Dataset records
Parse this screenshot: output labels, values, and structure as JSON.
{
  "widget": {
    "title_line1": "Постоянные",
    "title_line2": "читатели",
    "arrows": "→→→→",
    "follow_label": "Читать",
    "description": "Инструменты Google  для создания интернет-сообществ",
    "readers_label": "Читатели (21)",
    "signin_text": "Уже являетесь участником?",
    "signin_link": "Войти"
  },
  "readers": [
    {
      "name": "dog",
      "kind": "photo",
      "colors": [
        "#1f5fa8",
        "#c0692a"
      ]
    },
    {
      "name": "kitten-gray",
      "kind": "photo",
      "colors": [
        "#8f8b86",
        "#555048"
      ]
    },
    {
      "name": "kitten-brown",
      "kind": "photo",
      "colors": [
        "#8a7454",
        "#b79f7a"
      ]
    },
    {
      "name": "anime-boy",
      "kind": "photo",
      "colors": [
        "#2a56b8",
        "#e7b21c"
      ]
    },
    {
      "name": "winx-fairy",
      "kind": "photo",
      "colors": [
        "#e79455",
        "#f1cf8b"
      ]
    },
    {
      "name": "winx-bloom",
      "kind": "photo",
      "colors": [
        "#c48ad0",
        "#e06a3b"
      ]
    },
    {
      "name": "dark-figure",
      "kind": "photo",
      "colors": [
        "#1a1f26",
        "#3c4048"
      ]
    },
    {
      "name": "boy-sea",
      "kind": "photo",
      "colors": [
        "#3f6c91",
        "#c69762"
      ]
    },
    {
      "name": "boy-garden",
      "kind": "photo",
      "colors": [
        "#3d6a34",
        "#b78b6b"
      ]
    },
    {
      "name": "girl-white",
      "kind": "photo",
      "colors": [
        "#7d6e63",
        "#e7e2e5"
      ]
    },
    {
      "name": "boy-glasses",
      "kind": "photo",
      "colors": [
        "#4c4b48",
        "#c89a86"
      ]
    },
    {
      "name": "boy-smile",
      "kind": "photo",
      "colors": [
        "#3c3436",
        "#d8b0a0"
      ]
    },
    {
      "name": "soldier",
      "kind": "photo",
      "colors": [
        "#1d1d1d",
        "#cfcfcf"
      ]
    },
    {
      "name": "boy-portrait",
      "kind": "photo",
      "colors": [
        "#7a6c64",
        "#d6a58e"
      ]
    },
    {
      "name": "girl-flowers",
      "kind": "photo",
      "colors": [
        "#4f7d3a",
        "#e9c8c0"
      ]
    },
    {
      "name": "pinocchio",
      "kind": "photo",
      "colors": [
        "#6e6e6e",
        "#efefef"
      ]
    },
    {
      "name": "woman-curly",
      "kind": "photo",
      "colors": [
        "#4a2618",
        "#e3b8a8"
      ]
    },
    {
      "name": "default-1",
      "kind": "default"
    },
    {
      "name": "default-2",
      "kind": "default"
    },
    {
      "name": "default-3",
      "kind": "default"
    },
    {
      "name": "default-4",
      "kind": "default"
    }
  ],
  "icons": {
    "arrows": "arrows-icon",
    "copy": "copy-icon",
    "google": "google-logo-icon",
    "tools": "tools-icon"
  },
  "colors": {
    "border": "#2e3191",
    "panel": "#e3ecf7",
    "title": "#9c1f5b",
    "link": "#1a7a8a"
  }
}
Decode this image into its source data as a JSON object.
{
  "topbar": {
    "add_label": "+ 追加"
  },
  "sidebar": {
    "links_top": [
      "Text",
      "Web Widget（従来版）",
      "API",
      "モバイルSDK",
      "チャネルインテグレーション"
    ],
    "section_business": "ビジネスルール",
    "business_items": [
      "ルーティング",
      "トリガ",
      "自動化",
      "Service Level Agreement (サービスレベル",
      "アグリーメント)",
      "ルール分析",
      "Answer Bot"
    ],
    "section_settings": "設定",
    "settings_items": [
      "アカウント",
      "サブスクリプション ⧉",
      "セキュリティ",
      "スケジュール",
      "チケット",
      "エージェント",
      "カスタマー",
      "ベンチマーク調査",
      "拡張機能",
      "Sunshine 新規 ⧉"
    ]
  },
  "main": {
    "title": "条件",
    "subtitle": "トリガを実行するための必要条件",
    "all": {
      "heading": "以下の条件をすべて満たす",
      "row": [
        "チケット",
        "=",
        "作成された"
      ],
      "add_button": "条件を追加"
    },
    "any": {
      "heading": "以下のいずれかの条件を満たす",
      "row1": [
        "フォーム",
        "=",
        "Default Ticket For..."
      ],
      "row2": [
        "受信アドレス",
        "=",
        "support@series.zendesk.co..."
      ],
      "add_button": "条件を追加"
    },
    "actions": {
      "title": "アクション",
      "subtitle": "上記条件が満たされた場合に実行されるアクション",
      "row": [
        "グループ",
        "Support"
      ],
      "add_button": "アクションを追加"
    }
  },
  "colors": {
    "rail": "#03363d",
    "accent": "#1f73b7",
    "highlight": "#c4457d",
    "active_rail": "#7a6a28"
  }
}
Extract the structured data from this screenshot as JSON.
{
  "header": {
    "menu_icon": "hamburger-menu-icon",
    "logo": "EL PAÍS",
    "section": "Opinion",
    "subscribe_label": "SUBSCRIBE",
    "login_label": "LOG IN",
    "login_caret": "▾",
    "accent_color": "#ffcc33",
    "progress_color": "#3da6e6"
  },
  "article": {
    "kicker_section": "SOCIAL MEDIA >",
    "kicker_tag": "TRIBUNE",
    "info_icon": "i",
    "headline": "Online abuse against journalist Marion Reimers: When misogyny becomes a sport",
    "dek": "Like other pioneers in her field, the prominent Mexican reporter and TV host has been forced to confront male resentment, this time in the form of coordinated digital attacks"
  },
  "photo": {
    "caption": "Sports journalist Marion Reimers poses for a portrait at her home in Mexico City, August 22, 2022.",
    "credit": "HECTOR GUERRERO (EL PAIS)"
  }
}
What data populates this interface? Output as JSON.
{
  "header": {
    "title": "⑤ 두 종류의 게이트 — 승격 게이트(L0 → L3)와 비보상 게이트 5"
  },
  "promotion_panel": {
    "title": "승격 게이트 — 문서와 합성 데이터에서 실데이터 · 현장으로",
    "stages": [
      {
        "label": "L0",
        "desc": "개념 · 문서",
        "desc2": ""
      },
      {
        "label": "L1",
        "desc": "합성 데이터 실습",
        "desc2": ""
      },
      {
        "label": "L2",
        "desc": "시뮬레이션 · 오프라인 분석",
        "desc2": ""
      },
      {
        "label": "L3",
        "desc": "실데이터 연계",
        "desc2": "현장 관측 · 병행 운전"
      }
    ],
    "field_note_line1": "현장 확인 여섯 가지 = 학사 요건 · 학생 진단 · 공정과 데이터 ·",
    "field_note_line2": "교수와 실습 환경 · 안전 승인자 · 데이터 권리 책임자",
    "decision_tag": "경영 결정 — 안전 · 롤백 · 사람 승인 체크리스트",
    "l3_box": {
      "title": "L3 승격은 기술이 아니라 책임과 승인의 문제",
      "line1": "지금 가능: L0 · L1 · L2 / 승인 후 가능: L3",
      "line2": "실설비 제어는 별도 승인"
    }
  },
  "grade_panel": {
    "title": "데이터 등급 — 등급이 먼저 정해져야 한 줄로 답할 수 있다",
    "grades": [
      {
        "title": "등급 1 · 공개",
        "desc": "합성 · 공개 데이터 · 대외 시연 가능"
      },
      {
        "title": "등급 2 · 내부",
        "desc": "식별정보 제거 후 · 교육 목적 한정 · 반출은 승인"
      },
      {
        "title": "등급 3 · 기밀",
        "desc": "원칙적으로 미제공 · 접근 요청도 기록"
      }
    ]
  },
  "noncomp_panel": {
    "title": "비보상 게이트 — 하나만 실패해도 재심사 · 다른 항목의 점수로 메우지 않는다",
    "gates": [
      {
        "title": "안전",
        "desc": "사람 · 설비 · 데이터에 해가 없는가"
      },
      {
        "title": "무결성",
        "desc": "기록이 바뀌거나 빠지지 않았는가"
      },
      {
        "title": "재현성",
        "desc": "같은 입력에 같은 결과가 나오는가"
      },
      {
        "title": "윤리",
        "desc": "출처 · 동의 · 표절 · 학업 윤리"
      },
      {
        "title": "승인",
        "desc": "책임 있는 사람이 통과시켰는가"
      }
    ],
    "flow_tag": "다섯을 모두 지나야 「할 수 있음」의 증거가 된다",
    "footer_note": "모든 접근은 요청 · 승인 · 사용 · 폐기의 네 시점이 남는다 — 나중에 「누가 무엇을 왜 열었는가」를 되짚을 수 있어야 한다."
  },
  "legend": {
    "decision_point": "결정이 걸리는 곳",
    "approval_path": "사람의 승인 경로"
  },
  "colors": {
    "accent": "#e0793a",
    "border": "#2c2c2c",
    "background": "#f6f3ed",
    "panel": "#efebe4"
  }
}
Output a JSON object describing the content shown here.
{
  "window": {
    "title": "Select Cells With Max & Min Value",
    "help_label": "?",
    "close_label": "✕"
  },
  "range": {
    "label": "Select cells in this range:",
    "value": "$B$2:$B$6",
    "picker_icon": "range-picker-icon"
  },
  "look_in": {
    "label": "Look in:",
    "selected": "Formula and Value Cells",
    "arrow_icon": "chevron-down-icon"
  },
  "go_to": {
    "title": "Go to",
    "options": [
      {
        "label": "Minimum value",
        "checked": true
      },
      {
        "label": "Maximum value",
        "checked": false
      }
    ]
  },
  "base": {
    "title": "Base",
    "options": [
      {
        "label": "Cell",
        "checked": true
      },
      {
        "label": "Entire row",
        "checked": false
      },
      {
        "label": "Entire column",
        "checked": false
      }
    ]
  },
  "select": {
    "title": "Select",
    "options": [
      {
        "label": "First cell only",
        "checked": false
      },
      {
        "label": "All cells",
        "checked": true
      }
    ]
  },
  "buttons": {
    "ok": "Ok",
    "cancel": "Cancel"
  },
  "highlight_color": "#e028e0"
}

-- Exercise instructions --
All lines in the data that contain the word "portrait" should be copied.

-- Response box --
      "name": "boy-portrait",
    "caption": "Sports journalist Marion Reimers poses for a portrait at her home in Mexico City, August 22, 2022.",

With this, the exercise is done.